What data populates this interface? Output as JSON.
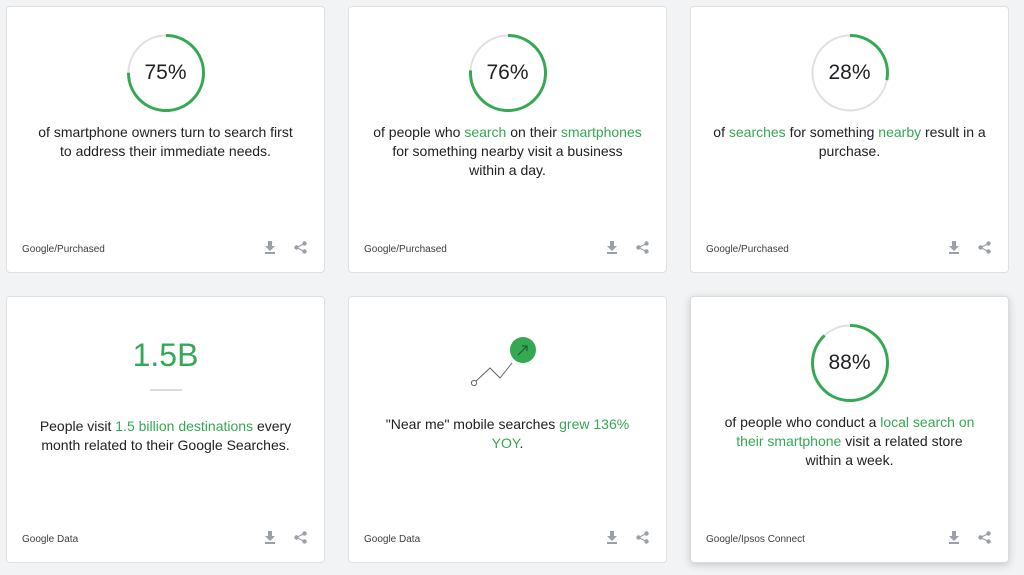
{
  "colors": {
    "accent": "#34a853",
    "ring_track": "#e0e0e0",
    "icon": "#9aa0a6"
  },
  "icons": {
    "download": "download-icon",
    "share": "share-icon",
    "trend": "trend-up-icon"
  },
  "cards": [
    {
      "stat": "75%",
      "percent": 75,
      "text": [
        {
          "t": "of smartphone owners turn to search first to address their immediate needs.",
          "hl": false
        }
      ],
      "source": "Google/Purchased"
    },
    {
      "stat": "76%",
      "percent": 76,
      "text": [
        {
          "t": "of people who ",
          "hl": false
        },
        {
          "t": "search",
          "hl": true
        },
        {
          "t": " on their ",
          "hl": false
        },
        {
          "t": "smartphones",
          "hl": true
        },
        {
          "t": " for something nearby visit a business within a day.",
          "hl": false
        }
      ],
      "source": "Google/Purchased"
    },
    {
      "stat": "28%",
      "percent": 28,
      "text": [
        {
          "t": "of ",
          "hl": false
        },
        {
          "t": "searches",
          "hl": true
        },
        {
          "t": " for something ",
          "hl": false
        },
        {
          "t": "nearby",
          "hl": true
        },
        {
          "t": " result in a purchase.",
          "hl": false
        }
      ],
      "source": "Google/Purchased"
    },
    {
      "stat": "1.5B",
      "text": [
        {
          "t": "People visit ",
          "hl": false
        },
        {
          "t": "1.5 billion destinations",
          "hl": true
        },
        {
          "t": " every month related to their Google Searches.",
          "hl": false
        }
      ],
      "source": "Google Data"
    },
    {
      "text": [
        {
          "t": "\"Near me\" mobile searches ",
          "hl": false
        },
        {
          "t": "grew 136% YOY",
          "hl": true
        },
        {
          "t": ".",
          "hl": false
        }
      ],
      "source": "Google Data"
    },
    {
      "stat": "88%",
      "percent": 88,
      "text": [
        {
          "t": "of people who conduct a ",
          "hl": false
        },
        {
          "t": "local search on their smartphone",
          "hl": true
        },
        {
          "t": " visit a related store within a week.",
          "hl": false
        }
      ],
      "source": "Google/Ipsos Connect"
    }
  ]
}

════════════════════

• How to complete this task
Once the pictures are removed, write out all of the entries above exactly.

• Exercise result
What data populates this interface? Output as JSON.
{
  "colors": {
    "accent": "#34a853",
    "ring_track": "#e0e0e0",
    "icon": "#9aa0a6"
  },
  "icons": {
    "download": "download-icon",
    "share": "share-icon",
    "trend": "trend-up-icon"
  },
  "cards": [
    {
      "stat": "75%",
      "percent": 75,
      "text": [
        {
          "t": "of smartphone owners turn to search first to address their immediate needs.",
          "hl": false
        }
      ],
      "source": "Google/Purchased"
    },
    {
      "stat": "76%",
      "percent": 76,
      "text": [
        {
          "t": "of people who ",
          "hl": false
        },
        {
          "t": "search",
          "hl": true
        },
        {
          "t": " on their ",
          "hl": false
        },
        {
          "t": "smartphones",
          "hl": true
        },
        {
          "t": " for something nearby visit a business within a day.",
          "hl": false
        }
      ],
      "source": "Google/Purchased"
    },
    {
      "stat": "28%",
      "percent": 28,
      "text": [
        {
          "t": "of ",
          "hl": false
        },
        {
          "t": "searches",
          "hl": true
        },
        {
          "t": " for something ",
          "hl": false
        },
        {
          "t": "nearby",
          "hl": true
        },
        {
          "t": " result in a purchase.",
          "hl": false
        }
      ],
      "source": "Google/Purchased"
    },
    {
      "stat": "1.5B",
      "text": [
        {
          "t": "People visit ",
          "hl": false
        },
        {
          "t": "1.5 billion destinations",
          "hl": true
        },
        {
          "t": " every month related to their Google Searches.",
          "hl": false
        }
      ],
      "source": "Google Data"
    },
    {
      "text": [
        {
          "t": "\"Near me\" mobile searches ",
          "hl": false
        },
        {
          "t": "grew 136% YOY",
          "hl": true
        },
        {
          "t": ".",
          "hl": false
        }
      ],
      "source": "Google Data"
    },
    {
      "stat": "88%",
      "percent": 88,
      "text": [
        {
          "t": "of people who conduct a ",
          "hl": false
        },
        {
          "t": "local search on their smartphone",
          "hl": true
        },
        {
          "t": " visit a related store within a week.",
          "hl": false
        }
      ],
      "source": "Google/Ipsos Connect"
    }
  ]
}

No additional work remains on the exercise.